The final section of the Confession states the resolve of the authors to honor the distinctions among the variety of Protestant traditions, and to aim for even greater unity in the Body.
"I don't think we can be faithful Christians in the tradition of the Reformation unless we take seriously Jesus' words and his prayer [in John 17] that His disciples would be one so that the world might believe," George said.
But unfortunately, many Christians have not talked to each other charitably — especially in the age of the Internet — about their differences, and have instead used the language of business, corporations, and politics, rather than the language of faith, he lamented.

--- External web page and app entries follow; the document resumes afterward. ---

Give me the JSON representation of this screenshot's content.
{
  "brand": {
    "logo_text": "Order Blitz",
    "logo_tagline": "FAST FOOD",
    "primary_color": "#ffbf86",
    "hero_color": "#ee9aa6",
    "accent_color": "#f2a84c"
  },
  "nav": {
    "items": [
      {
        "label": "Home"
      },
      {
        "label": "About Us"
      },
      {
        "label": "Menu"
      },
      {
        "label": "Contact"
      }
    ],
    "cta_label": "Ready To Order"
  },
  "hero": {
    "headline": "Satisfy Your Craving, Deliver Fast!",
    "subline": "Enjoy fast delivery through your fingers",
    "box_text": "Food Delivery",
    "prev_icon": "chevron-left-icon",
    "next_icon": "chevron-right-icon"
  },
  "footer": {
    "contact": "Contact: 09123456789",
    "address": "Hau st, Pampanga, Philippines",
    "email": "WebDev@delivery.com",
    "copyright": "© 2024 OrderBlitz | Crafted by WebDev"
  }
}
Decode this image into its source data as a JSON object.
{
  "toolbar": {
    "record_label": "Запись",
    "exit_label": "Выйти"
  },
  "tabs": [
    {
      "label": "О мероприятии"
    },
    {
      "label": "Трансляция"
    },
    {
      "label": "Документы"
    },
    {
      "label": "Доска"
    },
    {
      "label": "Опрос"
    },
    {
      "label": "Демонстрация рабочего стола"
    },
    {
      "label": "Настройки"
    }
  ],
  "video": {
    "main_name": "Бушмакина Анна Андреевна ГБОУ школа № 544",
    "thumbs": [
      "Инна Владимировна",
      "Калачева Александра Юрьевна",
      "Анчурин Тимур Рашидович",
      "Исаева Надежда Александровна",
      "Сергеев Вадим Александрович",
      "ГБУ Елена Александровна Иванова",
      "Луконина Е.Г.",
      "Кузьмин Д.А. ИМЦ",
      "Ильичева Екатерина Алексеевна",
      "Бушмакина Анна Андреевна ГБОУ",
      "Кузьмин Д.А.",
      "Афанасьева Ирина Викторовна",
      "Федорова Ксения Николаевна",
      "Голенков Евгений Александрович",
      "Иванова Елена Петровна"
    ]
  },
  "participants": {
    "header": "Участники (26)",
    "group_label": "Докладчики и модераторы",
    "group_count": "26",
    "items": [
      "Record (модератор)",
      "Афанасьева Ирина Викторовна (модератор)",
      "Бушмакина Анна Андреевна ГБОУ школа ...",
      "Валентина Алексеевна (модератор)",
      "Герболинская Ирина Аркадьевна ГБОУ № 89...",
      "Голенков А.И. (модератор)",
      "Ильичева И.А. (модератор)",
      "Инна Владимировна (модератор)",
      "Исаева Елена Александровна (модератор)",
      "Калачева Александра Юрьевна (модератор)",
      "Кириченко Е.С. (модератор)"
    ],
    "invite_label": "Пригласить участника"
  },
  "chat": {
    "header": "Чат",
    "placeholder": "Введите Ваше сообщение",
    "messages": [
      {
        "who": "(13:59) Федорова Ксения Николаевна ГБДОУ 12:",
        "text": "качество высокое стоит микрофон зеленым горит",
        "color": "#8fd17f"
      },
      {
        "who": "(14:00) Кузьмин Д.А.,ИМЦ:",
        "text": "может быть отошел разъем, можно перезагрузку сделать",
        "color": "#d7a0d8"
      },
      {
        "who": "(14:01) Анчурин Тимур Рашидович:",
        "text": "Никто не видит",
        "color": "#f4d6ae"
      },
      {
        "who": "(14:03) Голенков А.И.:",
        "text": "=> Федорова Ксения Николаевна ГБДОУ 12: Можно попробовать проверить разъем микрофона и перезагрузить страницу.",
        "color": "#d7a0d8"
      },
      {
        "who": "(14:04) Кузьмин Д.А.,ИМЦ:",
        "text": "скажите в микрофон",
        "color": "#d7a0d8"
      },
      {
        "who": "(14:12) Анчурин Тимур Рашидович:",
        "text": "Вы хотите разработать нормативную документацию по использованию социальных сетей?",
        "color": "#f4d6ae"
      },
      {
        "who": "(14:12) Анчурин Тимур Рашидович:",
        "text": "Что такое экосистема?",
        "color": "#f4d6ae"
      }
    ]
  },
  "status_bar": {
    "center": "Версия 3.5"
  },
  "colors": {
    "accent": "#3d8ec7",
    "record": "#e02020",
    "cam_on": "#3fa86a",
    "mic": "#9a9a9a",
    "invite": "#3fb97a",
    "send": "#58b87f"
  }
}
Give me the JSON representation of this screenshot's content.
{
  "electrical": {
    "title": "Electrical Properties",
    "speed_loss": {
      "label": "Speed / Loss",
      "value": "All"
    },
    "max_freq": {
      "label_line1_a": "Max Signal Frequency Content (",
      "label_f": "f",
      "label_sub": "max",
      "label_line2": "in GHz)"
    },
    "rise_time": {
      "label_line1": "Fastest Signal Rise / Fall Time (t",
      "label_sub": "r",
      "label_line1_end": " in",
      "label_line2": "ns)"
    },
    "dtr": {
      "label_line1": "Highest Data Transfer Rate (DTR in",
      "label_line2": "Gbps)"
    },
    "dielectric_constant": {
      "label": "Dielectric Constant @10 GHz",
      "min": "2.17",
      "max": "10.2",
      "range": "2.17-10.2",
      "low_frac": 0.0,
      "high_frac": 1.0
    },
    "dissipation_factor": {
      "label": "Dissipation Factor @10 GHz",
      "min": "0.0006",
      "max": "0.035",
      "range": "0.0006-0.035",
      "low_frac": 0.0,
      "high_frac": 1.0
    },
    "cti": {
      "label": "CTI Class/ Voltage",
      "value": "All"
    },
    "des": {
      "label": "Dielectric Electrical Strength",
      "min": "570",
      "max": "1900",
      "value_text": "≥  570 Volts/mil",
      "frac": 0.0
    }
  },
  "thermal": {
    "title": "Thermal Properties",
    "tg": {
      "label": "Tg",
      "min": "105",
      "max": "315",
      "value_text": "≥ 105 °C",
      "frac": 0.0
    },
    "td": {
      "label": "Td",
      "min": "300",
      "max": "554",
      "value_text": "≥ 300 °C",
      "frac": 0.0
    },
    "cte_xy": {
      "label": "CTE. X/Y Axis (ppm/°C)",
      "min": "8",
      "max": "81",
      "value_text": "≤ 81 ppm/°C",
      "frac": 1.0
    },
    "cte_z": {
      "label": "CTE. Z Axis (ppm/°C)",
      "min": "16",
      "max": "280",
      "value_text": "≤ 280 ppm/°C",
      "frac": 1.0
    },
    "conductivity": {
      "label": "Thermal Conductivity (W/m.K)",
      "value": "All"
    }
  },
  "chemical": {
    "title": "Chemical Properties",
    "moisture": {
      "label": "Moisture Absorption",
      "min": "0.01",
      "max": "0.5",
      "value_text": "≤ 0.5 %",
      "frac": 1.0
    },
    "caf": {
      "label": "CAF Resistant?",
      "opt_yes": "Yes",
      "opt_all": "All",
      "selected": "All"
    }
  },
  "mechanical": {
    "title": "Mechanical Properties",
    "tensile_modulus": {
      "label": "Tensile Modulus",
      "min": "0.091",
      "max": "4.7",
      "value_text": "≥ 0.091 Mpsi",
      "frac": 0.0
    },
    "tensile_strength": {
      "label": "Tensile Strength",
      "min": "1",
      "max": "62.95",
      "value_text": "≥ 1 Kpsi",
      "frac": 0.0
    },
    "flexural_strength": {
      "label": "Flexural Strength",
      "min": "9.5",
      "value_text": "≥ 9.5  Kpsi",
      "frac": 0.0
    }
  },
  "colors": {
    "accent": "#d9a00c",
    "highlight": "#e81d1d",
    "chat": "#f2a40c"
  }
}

What the confession seeks to do is recover "biblical linguistics," the speaking of the truth to one another in love, "and so, in a way, this is a call to repentance," George said.
"It's a call to recognize that there is a brokenness about us and within us, which we have to pray that God, the Holy Spirit, will heal and mend in our midst. But we don't think that relaxing into our divisions and accepting the status quo as divinely ordained is the way forward."
In an age when reputable surveys consistently show that many young people in the United States, particularly millennials, are ditching church and abandoning their faith, CP asked Timothy Tennent, president of Asbury Seminary in Wilmore, Kentucky, how Christians can put into practice what this document outlines, given the challenge of how much of modern life is lived through digital screens and how American society is bitterly divided.
"It is true that we live in an age of increasing fragmentation and the fragility of institutions which once stood like pillars of stability in our society," Tennent replied in an email to CP. Tennent co-chaired the Confession's steering committee with George.
He maintained, however, that as the millennial generation matures, they are increasingly aware of the limits of e-communication and how social media's rise has produced a sense of loneliness among youth, especially among those constantly "plugged in."'
"Therefore, we are actually seeing a longing for face to face interaction. Apparently far more communication is going on when two eyes meet than we ever realized. We use digital media to connect people but then find ways for them to meet face to face. In the same way, though the confession is found 'digitally' online, we are hoping and encouraging it to be used in various forums for face to face discussion of doctrine and catholicity," Tennent said.
The statement has already been translated into French, Korean, Portuguese, and Spanish. Additional versions in other languages are forthcoming.